Third-Party Networks Explained

Understand what managed care networks are and why you should join.

Patient Experience

Third-Party Networks Explained

Many Doctors of Chiropractic are eager—perhaps over eager—to get into a managed care system. They're afraid their patient load will suffer unless they affiliate with a managed care network. As a result, they don't always ask the right questions and often make poor decisions about managed care participation.


Most of these fears are unjustified. As a trained Doctor of Chiropractic, you have a lot to offer. Remember to approach third party systems and managed care with courage and professional self-respect. And keep in mind the decisions you make now will set the stage for how you practice in the future.

What is Managed Care?

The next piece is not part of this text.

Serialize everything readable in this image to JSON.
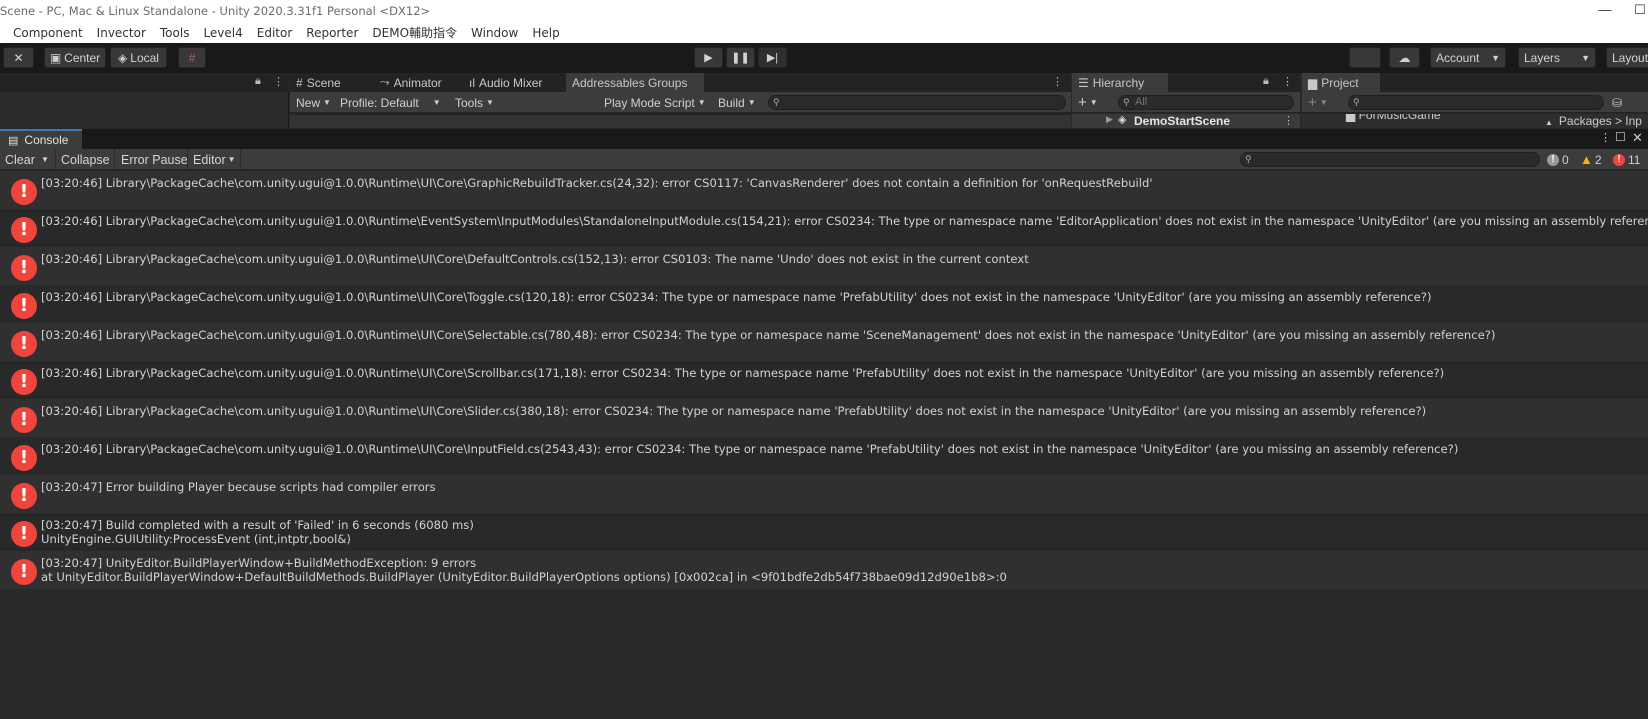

Managed care is a system in which providers, purchasers and patients work together to control costs. In other words, it offers patients access to healthcare providers, usually for predetermined fees. Managed care can include public entities such as Medicare and Medicaid, and private companies such as Blue Cross/Blue Shield.

Why Should You Join?

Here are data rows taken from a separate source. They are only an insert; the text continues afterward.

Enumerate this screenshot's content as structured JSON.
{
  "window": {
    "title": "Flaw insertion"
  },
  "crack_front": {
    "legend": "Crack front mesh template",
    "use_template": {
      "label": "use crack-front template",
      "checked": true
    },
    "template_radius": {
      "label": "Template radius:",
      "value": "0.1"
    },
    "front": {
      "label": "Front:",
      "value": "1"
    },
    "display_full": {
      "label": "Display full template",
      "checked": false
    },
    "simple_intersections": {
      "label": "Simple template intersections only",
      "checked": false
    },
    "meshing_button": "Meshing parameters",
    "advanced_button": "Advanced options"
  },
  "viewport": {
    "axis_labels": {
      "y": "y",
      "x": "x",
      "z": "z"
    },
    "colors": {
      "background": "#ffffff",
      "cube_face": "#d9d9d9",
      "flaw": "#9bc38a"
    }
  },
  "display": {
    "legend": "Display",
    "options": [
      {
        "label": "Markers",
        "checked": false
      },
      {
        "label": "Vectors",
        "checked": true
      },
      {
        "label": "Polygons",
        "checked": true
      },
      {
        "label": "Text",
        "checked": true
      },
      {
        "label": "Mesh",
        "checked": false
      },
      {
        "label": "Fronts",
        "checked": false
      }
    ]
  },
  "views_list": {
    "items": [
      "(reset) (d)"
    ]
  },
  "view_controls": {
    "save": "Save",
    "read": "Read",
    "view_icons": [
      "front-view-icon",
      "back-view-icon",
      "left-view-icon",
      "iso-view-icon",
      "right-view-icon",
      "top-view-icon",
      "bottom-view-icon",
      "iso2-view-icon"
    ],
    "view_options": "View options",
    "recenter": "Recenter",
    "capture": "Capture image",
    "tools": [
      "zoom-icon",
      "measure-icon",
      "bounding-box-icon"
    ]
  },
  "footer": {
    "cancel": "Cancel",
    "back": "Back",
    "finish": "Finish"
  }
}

Belonging to the right managed care network can provide you with many professional and financial benefits, including access to an expanded market for your services. Though chiropractic care is included in most health plans, some health maintenance organizations (HMOs) still don't cover it. However, chiropractic "riders" are sometimes offered to interested groups. 


The information in the NCMIC Learning Center is offered solely for general information and educational purposes. It is not offered as, nor does it represent, legal or professional advice. Neither does this information constitute a guideline, practice parameter or standard of care. You should not act or rely upon this information without seeking the advice of an attorney familiar with the specific legal requirements of the state(s) in which you practice. If there is a discrepancy between the site and an insurance policy you have with NCMIC, the policy will prevail.